RY: I’m beyond excited and probably in a state of shock just a bit, I don’t think I can fully fathom that I’m about to be on tour. We’re covering a pretty good variety of the states, and after our tour with NSN we’ve been invited to join up with Craig Owens for a few weeks. I think it’s going to be a lot of fun, a lot of stupid petty fights in our little van, some incredible memories, hopefully we’ll walk away with some awesome friendships and of course, I can’t wait to introduce my music to our audience and have a chance to really connect with them!
Q: The film “Renee” based upon your life story is coming out soon. Did you have any hesitations about the film? How active are you with the production?
RY: I was initially just kind of intrigued by this fantastical dream, the idea of sharing my experience with a larger audience was really exciting and at times terrifying. In spite of the attention TWLOHA had received I still kind of maintained a level of anonymity and the idea of a film would potentially annihilate that. I was wary of people forgetting that “based on” means it’s not entirely true, that they weren’t really going to know the real me… being misrepresented or portrayed in a way that didn’t fit was a bit scary… making a shitty movie was a bit scary, haha. I think mostly I just didn’t want people to look at me as an example, just someone sharing their experience. I worked as a story consultant when the script was initially written, but other than that my involvement was very limited.

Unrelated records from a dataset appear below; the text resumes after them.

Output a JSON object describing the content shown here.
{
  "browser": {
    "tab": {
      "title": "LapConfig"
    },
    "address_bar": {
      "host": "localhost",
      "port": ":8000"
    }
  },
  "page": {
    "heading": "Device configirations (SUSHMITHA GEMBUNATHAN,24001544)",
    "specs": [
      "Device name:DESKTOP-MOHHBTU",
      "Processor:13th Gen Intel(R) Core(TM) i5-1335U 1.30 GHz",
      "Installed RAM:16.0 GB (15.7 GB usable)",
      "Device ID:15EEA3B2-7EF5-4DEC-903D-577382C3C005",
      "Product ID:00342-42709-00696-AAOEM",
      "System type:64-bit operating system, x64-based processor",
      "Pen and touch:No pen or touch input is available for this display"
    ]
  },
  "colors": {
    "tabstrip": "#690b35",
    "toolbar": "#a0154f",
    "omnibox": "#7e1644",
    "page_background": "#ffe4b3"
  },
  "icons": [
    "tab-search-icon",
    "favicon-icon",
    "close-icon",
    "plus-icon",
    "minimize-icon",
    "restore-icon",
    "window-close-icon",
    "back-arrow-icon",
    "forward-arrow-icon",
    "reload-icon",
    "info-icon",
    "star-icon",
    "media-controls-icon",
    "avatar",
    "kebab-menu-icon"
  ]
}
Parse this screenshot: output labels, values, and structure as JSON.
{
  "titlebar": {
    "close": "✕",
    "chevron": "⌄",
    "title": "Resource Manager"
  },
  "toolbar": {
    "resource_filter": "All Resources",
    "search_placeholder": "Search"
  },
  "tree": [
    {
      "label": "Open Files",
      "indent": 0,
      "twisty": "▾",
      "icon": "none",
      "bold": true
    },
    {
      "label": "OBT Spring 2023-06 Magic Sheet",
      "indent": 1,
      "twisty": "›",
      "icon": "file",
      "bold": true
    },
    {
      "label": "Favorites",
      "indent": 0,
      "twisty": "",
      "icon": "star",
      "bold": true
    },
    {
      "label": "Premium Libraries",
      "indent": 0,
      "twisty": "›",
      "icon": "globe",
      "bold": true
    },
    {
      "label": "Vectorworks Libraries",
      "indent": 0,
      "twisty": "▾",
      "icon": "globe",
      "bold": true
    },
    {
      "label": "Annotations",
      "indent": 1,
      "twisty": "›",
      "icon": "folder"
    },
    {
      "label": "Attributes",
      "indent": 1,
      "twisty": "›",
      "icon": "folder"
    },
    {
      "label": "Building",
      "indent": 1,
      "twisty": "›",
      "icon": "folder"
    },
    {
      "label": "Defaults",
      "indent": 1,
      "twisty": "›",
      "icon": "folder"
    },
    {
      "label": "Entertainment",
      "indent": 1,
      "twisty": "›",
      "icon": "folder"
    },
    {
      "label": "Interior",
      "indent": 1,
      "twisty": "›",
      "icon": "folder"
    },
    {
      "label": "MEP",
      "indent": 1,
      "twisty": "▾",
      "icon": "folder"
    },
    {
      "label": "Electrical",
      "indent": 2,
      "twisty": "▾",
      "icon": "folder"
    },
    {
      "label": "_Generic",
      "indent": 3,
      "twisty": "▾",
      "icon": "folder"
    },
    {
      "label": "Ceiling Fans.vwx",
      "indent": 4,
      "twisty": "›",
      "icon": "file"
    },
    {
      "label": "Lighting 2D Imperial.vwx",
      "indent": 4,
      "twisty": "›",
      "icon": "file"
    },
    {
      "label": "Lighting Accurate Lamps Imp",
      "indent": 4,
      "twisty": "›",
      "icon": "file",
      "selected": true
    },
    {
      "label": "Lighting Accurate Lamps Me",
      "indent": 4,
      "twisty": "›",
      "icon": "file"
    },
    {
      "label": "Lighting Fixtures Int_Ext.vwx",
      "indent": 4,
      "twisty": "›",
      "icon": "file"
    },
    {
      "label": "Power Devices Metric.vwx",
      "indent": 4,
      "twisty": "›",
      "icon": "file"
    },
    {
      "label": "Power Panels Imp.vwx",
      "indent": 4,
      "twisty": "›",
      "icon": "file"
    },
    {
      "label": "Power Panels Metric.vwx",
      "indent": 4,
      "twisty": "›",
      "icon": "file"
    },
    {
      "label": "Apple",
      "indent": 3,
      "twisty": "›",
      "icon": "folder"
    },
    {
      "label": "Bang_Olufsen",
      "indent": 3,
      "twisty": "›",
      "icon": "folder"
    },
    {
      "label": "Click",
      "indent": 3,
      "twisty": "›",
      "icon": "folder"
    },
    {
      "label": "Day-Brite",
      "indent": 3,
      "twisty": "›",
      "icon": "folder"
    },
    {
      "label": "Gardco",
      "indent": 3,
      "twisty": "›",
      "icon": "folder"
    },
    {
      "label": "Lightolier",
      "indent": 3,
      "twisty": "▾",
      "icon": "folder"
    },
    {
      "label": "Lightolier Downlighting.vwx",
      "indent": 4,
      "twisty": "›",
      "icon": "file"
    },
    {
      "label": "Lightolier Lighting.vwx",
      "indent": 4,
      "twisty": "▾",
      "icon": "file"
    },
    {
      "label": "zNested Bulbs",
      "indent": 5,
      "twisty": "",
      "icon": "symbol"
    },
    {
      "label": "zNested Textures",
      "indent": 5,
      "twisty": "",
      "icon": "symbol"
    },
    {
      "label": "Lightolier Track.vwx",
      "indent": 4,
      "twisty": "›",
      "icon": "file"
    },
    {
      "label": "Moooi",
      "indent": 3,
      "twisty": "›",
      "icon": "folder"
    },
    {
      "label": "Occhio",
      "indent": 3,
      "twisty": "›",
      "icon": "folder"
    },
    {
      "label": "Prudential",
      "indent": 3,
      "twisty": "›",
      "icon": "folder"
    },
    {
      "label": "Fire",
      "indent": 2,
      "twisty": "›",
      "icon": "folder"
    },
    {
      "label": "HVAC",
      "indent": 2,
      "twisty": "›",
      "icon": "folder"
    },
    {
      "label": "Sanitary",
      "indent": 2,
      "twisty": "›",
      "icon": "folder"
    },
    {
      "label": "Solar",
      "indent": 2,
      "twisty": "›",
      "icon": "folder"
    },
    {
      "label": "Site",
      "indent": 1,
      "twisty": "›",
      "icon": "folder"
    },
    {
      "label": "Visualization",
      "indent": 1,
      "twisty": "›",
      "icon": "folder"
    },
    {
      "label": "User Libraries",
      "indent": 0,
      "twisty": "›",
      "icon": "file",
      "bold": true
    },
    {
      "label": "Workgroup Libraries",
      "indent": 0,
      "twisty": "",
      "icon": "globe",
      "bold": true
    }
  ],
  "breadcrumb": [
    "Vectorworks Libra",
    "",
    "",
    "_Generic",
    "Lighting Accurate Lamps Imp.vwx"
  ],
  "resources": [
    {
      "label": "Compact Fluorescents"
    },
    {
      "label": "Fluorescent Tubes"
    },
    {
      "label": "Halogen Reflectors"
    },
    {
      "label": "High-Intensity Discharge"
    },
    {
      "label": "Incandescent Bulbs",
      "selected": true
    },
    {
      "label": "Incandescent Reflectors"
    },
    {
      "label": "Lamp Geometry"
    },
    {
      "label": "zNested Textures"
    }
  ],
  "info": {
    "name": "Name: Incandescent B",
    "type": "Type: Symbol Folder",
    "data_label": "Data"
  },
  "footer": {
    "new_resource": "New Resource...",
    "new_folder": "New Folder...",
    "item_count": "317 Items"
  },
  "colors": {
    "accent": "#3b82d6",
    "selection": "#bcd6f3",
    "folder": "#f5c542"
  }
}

Q: With the film and TWLOHA, what is like to know that your life has had such an influence on people?
RY: I don’t think I’ll ever really understand the extent that my experience has impacted others, I’m really humbled and so incredibly grateful that it has, but for the most part I’m almost absurdly oblivious, but I think I prefer it that way.
Q: What is the writing process like for you? What types of situations inspire you artistically?
RY: It’s pretty quick, I either feel something and have an idea, or I don’t. I’m kind of like that with everything, I’m well aware that I’m pretty extreme. If something in my life experiences or relationships needs to be let out, and I’m feeling inspired or passionate about something then it just happens.
Q: Do you have a dream artist that you would like to share a stage or collaborate with one day?
RY: I’ve always loved and admired David Bazan and Patrick Watson, I would love very much to share a stage or collaborate with either one of them. There’s probably a bunch of others, but they always pop into my head first. Other than that, I’d love to collaborate with some badass rapper and do something way out of left field.
Q: What are some of your goals for 2012?
RY: Honestly, I just want to immerse myself in my music, to pursue what I love whole heartedly, and continue to learn and grow as a human being.
Q: Being that we are pop culture web site, is there a particular area of pop culture that angers or fascinates you?
RY: It’s hard to say, I’m really oblivious. I think it’s fascinating to observe people in general, to examine the people in the spotlight so to speak, imagine their true lives as regular human beings… it’s fascinating to see the duality in our culture as they appoint individuals as role models or icons or celebrities for whatever reason with this hope they will inspire and be something incredible, and simultaneously sit on the edge of their seats waiting for them to screw up so they can rip them apart for being human. I hate the lies, the judgement and condemnation, the pressure to perform a role, and I love the stubborn resilience of those that fight to live their own path on their own terms and just be honest. I guess I have a lot more to say than I thought, but I think I’ll keep it at that.
Did you like this? Share it: